[[ Supplied data, beginning ]]

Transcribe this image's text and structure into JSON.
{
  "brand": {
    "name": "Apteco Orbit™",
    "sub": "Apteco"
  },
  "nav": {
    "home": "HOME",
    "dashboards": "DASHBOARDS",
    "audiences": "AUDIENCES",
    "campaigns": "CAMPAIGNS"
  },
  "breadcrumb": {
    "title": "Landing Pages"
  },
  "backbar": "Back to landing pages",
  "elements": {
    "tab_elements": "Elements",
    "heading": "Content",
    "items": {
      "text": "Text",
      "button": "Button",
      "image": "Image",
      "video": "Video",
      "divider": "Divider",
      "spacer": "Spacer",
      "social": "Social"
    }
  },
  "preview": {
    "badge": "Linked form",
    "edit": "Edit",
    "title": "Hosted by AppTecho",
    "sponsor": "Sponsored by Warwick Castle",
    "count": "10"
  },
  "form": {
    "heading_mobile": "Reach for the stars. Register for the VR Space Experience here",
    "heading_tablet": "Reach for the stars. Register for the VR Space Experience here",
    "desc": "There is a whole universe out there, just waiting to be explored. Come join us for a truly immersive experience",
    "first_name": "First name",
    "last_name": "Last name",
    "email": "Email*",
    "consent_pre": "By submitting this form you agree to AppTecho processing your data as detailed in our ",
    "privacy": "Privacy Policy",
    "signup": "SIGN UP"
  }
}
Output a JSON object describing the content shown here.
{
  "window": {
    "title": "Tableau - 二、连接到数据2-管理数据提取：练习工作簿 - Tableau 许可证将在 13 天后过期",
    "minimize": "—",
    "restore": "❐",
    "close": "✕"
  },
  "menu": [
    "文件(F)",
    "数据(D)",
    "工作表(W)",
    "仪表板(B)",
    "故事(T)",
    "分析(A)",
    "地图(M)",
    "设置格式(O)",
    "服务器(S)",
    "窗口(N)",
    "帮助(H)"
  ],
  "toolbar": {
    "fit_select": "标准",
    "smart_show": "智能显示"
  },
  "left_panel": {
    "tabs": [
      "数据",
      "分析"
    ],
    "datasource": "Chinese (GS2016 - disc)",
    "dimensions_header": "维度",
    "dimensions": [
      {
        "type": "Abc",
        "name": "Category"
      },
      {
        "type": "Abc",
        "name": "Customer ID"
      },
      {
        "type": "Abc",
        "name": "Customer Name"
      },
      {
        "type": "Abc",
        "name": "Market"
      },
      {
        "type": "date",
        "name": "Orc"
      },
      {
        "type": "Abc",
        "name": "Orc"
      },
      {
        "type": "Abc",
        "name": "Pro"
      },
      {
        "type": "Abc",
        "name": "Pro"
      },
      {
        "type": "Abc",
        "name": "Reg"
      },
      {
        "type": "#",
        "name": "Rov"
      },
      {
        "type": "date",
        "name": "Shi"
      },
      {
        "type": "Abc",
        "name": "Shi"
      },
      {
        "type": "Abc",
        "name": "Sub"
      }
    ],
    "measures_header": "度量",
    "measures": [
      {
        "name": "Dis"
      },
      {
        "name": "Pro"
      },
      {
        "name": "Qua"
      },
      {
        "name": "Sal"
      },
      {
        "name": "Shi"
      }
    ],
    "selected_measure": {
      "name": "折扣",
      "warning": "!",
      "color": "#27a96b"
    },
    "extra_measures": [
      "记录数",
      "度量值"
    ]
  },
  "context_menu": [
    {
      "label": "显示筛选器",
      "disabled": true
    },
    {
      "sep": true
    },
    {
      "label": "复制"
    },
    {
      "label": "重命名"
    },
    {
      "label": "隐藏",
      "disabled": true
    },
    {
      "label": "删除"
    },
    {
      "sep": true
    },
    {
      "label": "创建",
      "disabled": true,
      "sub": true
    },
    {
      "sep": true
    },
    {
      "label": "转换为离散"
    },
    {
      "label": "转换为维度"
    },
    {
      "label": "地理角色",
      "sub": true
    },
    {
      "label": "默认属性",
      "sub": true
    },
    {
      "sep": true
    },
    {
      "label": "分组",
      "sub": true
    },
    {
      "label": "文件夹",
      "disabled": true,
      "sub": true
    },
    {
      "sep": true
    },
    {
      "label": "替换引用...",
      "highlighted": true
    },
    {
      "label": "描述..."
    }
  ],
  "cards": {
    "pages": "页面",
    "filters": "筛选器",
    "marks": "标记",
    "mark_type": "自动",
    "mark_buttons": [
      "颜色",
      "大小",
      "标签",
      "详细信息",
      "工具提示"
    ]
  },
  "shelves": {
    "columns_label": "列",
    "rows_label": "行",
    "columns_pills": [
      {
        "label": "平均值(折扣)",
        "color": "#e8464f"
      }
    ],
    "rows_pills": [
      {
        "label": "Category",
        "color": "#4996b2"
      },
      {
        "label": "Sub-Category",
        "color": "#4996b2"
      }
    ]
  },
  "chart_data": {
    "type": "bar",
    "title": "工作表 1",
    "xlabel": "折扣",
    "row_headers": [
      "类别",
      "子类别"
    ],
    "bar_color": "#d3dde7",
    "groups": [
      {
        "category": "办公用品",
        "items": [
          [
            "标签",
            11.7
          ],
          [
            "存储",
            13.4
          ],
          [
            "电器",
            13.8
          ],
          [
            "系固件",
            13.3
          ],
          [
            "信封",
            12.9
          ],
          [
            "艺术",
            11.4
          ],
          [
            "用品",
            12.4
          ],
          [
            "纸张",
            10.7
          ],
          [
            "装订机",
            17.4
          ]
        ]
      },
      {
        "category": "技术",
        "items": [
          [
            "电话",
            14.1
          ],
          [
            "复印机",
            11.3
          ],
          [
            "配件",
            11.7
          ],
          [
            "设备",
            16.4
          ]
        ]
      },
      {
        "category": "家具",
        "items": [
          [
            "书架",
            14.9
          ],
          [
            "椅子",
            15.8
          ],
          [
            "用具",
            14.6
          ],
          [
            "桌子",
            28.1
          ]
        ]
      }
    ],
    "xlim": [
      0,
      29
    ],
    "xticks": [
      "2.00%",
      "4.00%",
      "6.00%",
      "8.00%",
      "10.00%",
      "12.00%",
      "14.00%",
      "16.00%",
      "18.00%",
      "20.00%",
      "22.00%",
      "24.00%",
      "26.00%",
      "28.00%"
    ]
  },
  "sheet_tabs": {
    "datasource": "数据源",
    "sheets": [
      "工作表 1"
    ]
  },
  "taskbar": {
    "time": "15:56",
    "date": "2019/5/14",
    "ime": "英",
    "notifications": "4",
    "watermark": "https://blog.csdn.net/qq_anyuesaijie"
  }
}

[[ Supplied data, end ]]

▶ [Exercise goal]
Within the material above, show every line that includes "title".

▶ [Answer to this problem]
    "title": "Landing Pages"
    "title": "Hosted by AppTecho",
    "title": "Tableau - 二、连接到数据2-管理数据提取：练习工作簿 - Tableau 许可证将在 13 天后过期",
    "title": "工作表 1",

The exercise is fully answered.